  • Gesturing represents an independent cognitive symbol system that enriches understanding and increases learning and retention.12
  • Teachers who gesture while giving instructions increase the probability of students’ gesturing which in turn leads to increased learning.13
  • When the same verbal lecture is given with and without gestures, students in the gesture condition rate the lecture as more understandable and are more confident they have answered correctly the test questions on the lecture.14

Gesturing and Executive Function. Executive function is more important than general intelligence with regard to problem solving and cognitive development. Executive function refers to the cognitive processes that we use to control our thinking and behavior when trying to achieve a goal or solve a problem. It is dependent on four factors: 1) short-term memory: holding content in memory, 2) working memory: manipulating content mentally, 3) impulse control: inhibiting interfering thoughts and impulses, and 4) cognitive flexibility: shifting from one perspective to another or from one problem solving strategy to another. In short, executive function is smarts. Whereas general intelligence includes the information we have accumulated and is dependent on learning and culture, executive function describes the most important pure cognitive abilities. As such it is better than IQ in predicting a person’s ability to learn and problem solve. Executive function develops from infancy through late adolescence.15

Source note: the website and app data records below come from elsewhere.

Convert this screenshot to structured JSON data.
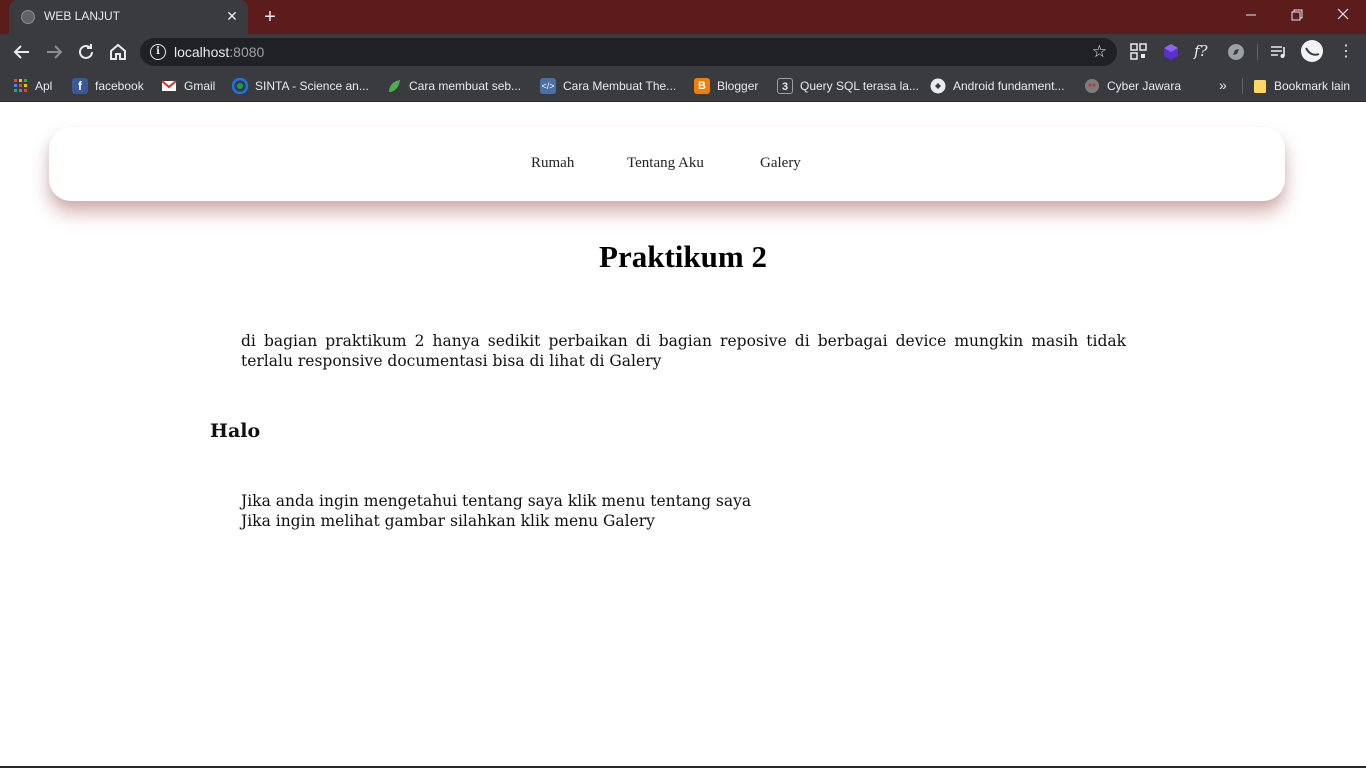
{
  "browser": {
    "tab": {
      "title": "WEB LANJUT",
      "favicon": "globe-icon"
    },
    "url": {
      "host": "localhost",
      "port": ":8080"
    },
    "bookmarks": [
      {
        "label": "Apl",
        "icon": "apps-grid-icon",
        "color": "#e94335"
      },
      {
        "label": "facebook",
        "icon": "facebook-icon",
        "color": "#3b5998"
      },
      {
        "label": "Gmail",
        "icon": "gmail-icon",
        "color": "#d93025"
      },
      {
        "label": "SINTA - Science an...",
        "icon": "sinta-icon",
        "color": "#1a73e8"
      },
      {
        "label": "Cara membuat seb...",
        "icon": "leaf-icon",
        "color": "#4caf50"
      },
      {
        "label": "Cara Membuat The...",
        "icon": "code-icon",
        "color": "#4a6fa5"
      },
      {
        "label": "Blogger",
        "icon": "blogger-icon",
        "color": "#f57d00"
      },
      {
        "label": "Query SQL terasa la...",
        "icon": "w3-icon",
        "color": "#5f6368"
      },
      {
        "label": "Android fundament...",
        "icon": "android-dev-icon",
        "color": "#e8eaed"
      },
      {
        "label": "Cyber Jawara",
        "icon": "cyber-jawara-icon",
        "color": "#c0392b"
      }
    ],
    "other_bookmarks": "Bookmark lain"
  },
  "page": {
    "nav": [
      "Rumah",
      "Tentang Aku",
      "Galery"
    ],
    "title": "Praktikum 2",
    "intro": "di bagian praktikum 2 hanya sedikit perbaikan di bagian reposive di berbagai device mungkin masih tidak terlalu responsive documentasi bisa di lihat di Galery",
    "heading": "Halo",
    "lines": [
      "Jika anda ingin mengetahui tentang saya klik menu tentang saya",
      "Jika ingin melihat gambar silahkan klik menu Galery"
    ]
  }
}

The use of gestures predicts the development of executive function even better than does age! In an extraordinarily revealing study, children ages 2.5 to 6 years of age were given a test of executive function, and their gesturing was carefully videotaped and analyzed.16 Results indicated that gesturing predicted executive function better than did age: “…both gesturing and age contributed significantly to task performance. However, gesturing was the stronger predictor of accuracy….” Further, spontaneous gesturing predicted accuracy better than spontaneous verbalization: “Whereas 97% of the spontaneous gestures on a given trial resulted in correct sorts on that trial, only 69% of spontaneous verbalizations resulted in correct sorts.” Interestingly, those children who used gestures most did better on the cognitive tasks even when they were not using gesturing. It is possible that gesturing, like speech, is internalized. When children learn to read, they move from subvocal speech to internalized speech or silent reading. Perhaps children who have learned to gesture internalize the gestures, moving from performing the gestures to merely visualizing them or remembering them nonverbally in the pre-motor cortex, without a need to carry out the action.